St Andrews Botanic Garden -a 'hidden gem' of Scotland.
April to September, 7 days, 10.00 - 18.00 hrs.
October to March, 7 days, 10.00 - 16.00 hrs.
N.B. No dogs, other than guide-dogs, allowed in the garden.
Adult: £2.00, Child (5 - 15 yrs): £1.
Free Entry: Friends of the Botanic Garden & RHS members.
One of the hidden gems of St Andrews, and one of the best gardens in Scotland. The Original Botanic Garden was founded by the University of St Andrews in 1889, a modest quarter of an acre in size. By 1960 the gardens had grown to 7.8 acres, when the land was required for 'other purposes'. The University acquired two fields in the early 1960s more than doubling the size of the gardens to 18.5 acres allowing for considerable expansion of the collection.
Today the St Andrews Botanic Gardens are internationally acclaimed, described as a 'hidden gem' of Scotland. The 18 acres of landscaped gardens has ponds, waterfalls, rock gardens, herbaceous borders and woodland walks. Glasshouses protect cacti, and large collections of tropical plants and alpines.
The aim at St Andrews Botanic Garden continues to be to create not only an amenity in which to relax and enjoy the beauty and atmosphere, but also to provide a scientific garden for teaching and research purposes. The situation, topography and soil conditions dictate the design of a garden.
The Heath Garden - The heath garden contains a wide range of heaths and heathers to give flowering all year round.
The Herbaceous Borders - The herbaceous and island borders come into their own in midsummer and give a dazzling display lasting till the frosts of autumn.
Order Beds - are laid out according to the Cronquist classification.
Woodland Garden - Includes many Asiatic calcifuges (lime haters) and a wide range of about eighty dwarf Rhododendron species.
Rock Garden - In spring contains a large collection of alpine plants - they come from the world's highest places and include some Scottish species.
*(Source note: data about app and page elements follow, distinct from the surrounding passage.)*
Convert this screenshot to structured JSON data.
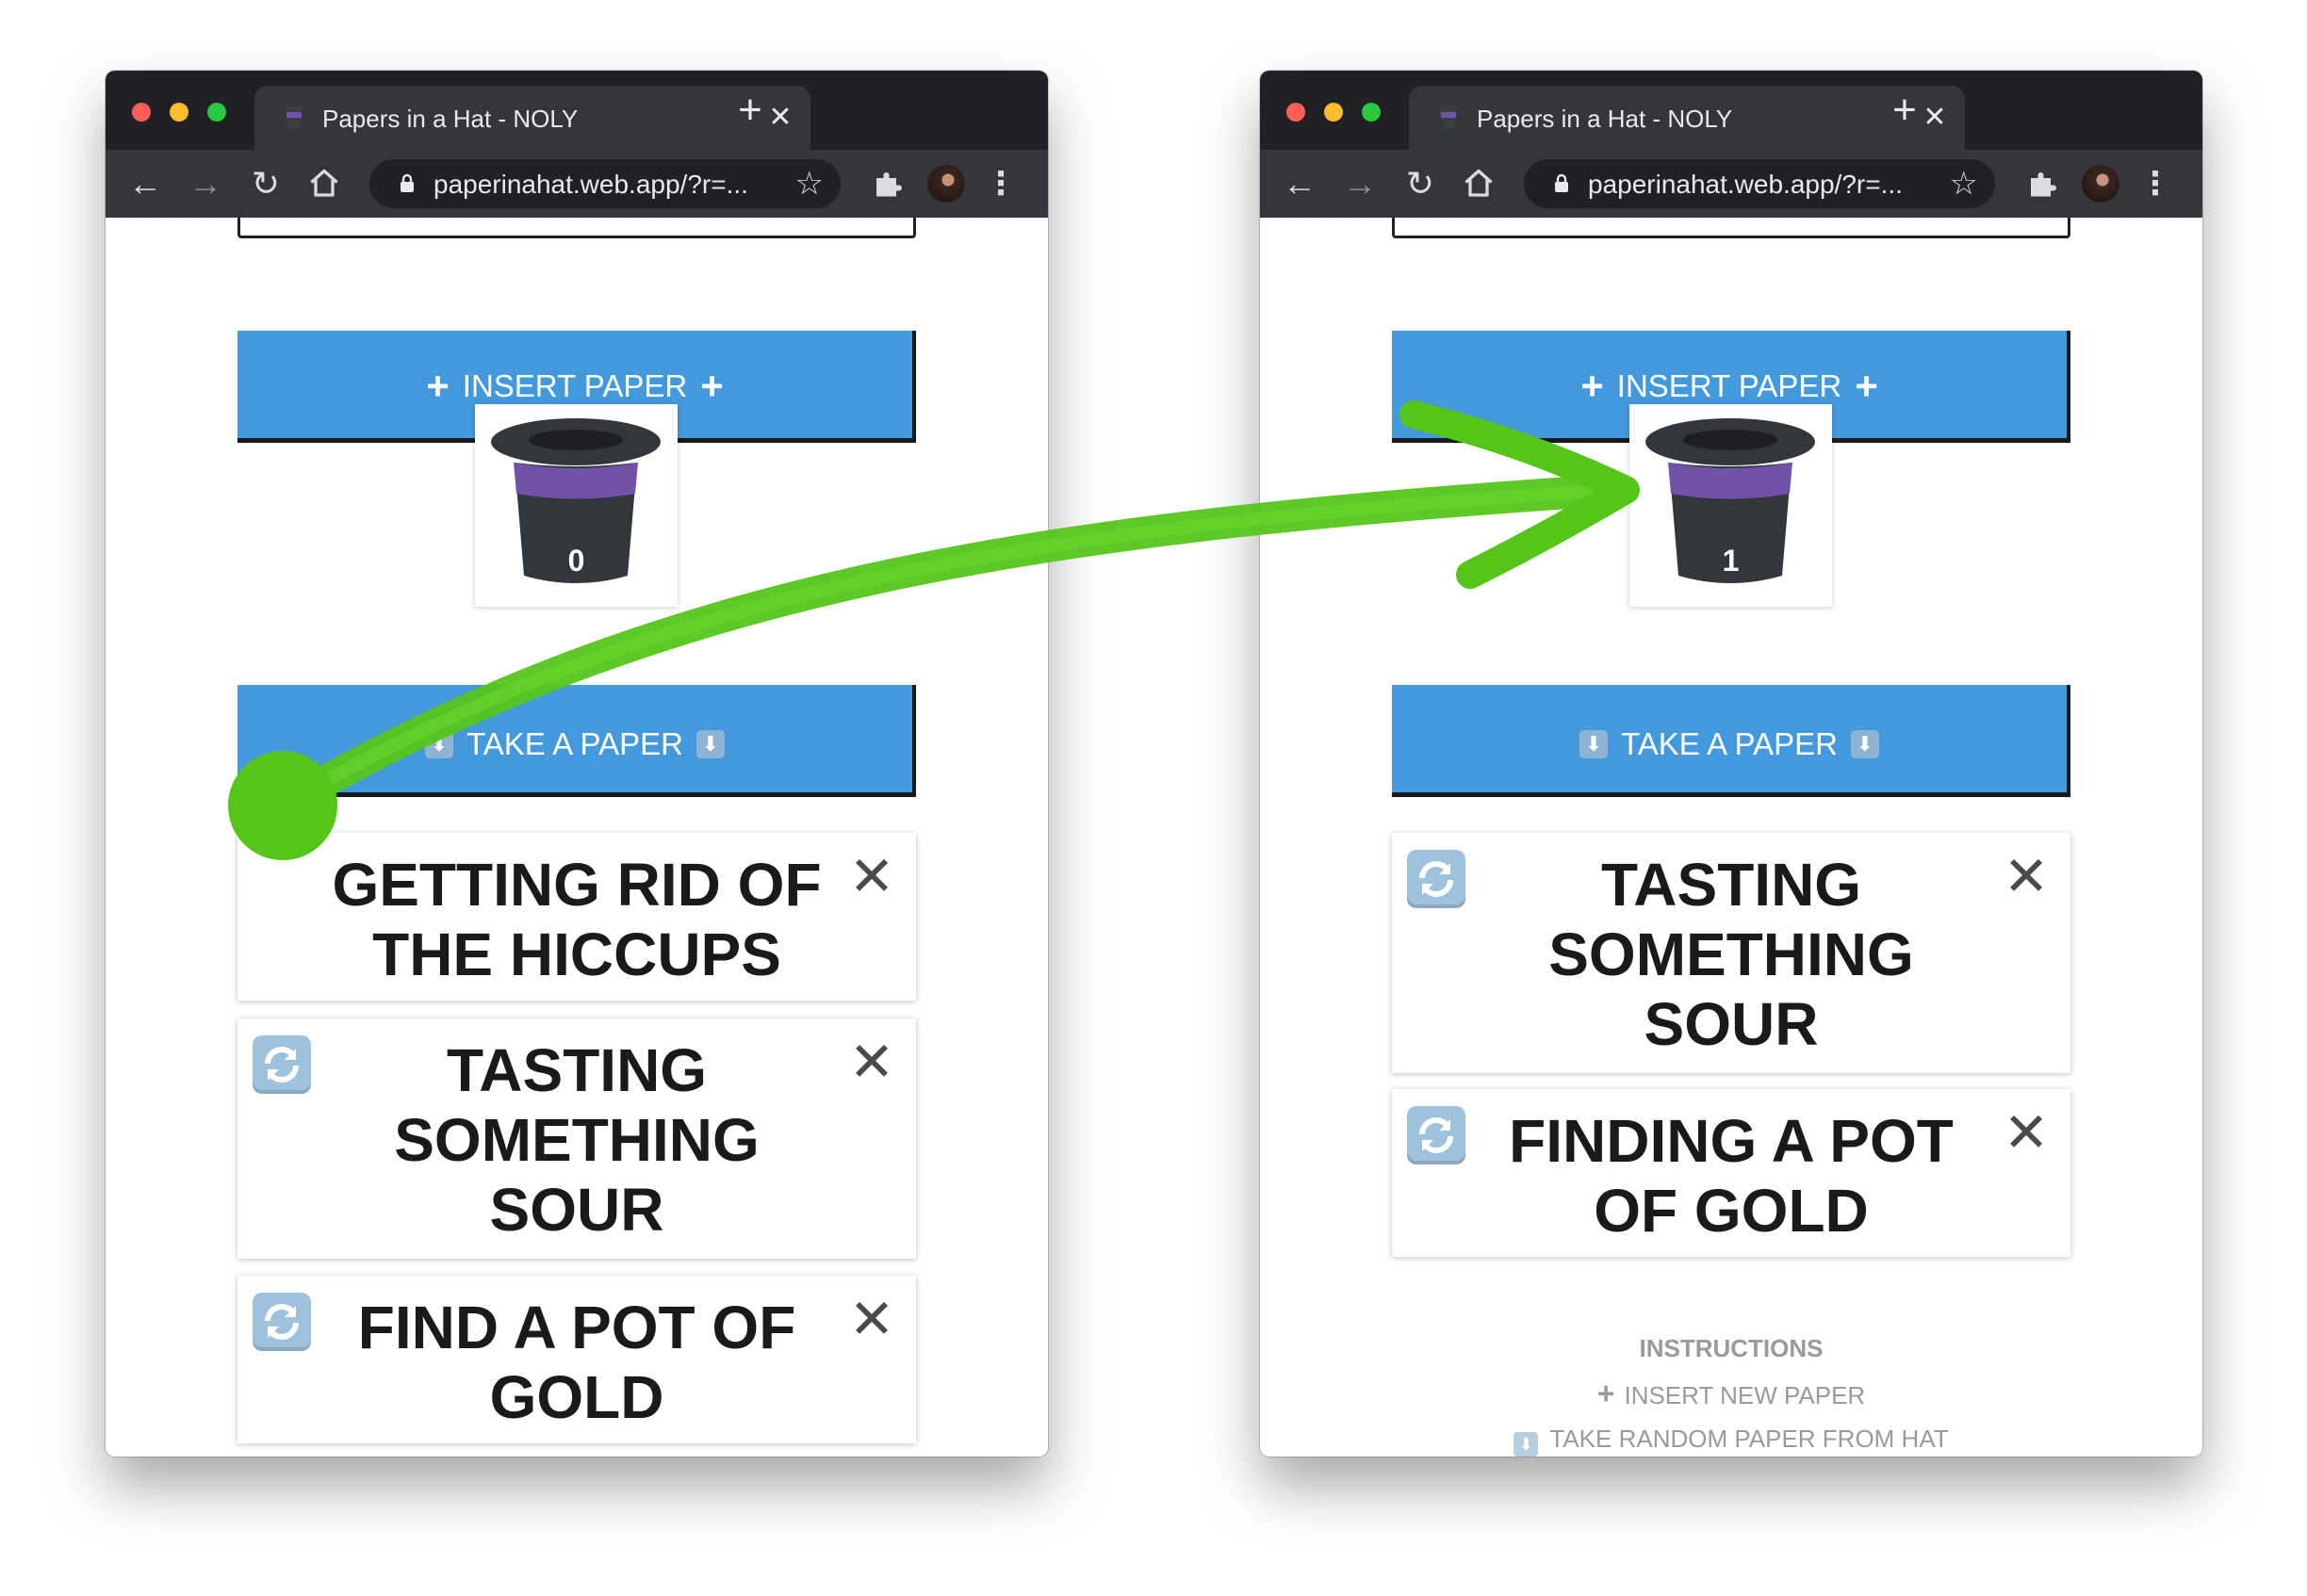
{
  "windows": {
    "left": {
      "tab_title": "Papers in a Hat - NOLY",
      "url": "paperinahat.web.app/?r=...",
      "insert_label": "INSERT PAPER",
      "take_label": "TAKE A PAPER",
      "hat_count": "0",
      "papers": [
        {
          "text": "GETTING RID OF THE HICCUPS"
        },
        {
          "text": "TASTING SOMETHING SOUR"
        },
        {
          "text": "FIND A POT OF GOLD"
        }
      ]
    },
    "right": {
      "tab_title": "Papers in a Hat - NOLY",
      "url": "paperinahat.web.app/?r=...",
      "insert_label": "INSERT PAPER",
      "take_label": "TAKE A PAPER",
      "hat_count": "1",
      "papers": [
        {
          "text": "TASTING SOMETHING SOUR"
        },
        {
          "text": "FINDING A POT OF GOLD"
        }
      ],
      "instructions": {
        "title": "INSTRUCTIONS",
        "insert": "INSERT NEW PAPER",
        "take": "TAKE RANDOM PAPER FROM HAT"
      }
    }
  },
  "colors": {
    "button": "#4499dd",
    "hat_band": "#7052a8",
    "hat_body": "#33363b",
    "arrow": "#55c51a"
  },
  "icons": {
    "insert": "plus-icon",
    "take": "down-arrow-box-icon",
    "paper_action": "refresh-icon",
    "paper_remove": "close-icon"
  }
}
Water Garden - comprises a series of falls, pools and ponds starting in the rock garden.
St Andrews Botanic Garden Glass Houses:-
The glasshouse area contains seven sections, the plants in the glasshouses would not otherwise flourish in the climate of St Andrews.
Alpine - plants grow here unblemished by inclement weather and mud-splash. Other species grow here which can withstand low temperatures but do not survive our wet winters.
Cool House - displays winter and spring-flowering species of Camellia and rhododendrons from the Maddeni, the central and south-west borders are predominantly south-east Asia, a region well known for its wealth of plants.
The Glass House Corridor-
The Tropical Section- contains typical rainforest plants
The Warm Temperate Section- Bougainvillea and Hibiscus dominate here with various flower colours. The Cool Temperate Section- houses a wide geographical range of plants, plants from Australasia include the unusual conifer Phyllocladus trichomanoides from New Zealand.
Mediterranean - The predominant feature in this glasshouse is a ceramic panel called 'Homage to Paxton' created by local artist and sculptor, Anne Lightwood. The plant collection is being developed to show the similarities between the six geographic zones which have a Mediterranean climate - Mediterranean, California, Central Chile, Cape Province and south west and south-east tips of Australia.
The Orchid House - Contains both terrestrial and epiphytic species and varieties, set among a wide range of plants to display the various growth forms.
The Succulents House - This house is planted geographically. The New World (North, Central and South America) The Old World (predominantly Africa, Madeira and the Canary Islands) to the west. The Americas.
Other Gardens within the St Andrews Botanic Garden:-
Demonstration Garden - is divided into four sections, part of the ongoing series of regular Botanic Garden adult education demonstrations.
The Herb Garden - designed in the format of the Scottish flag - The Saltire - with emphasis on medieval herbs of the 15th and 16th centuries.
Special collections - have been developed over the years for research projects and many are still extant.
St Andrews Botanic Garden maintains worldwide contact with other specialist gardens through seed exchanges.
The St Andrews Botanic Garden is recognised and registered by the International Union for the Conservation of Nature, and botanical and horticultural education is of prime importance.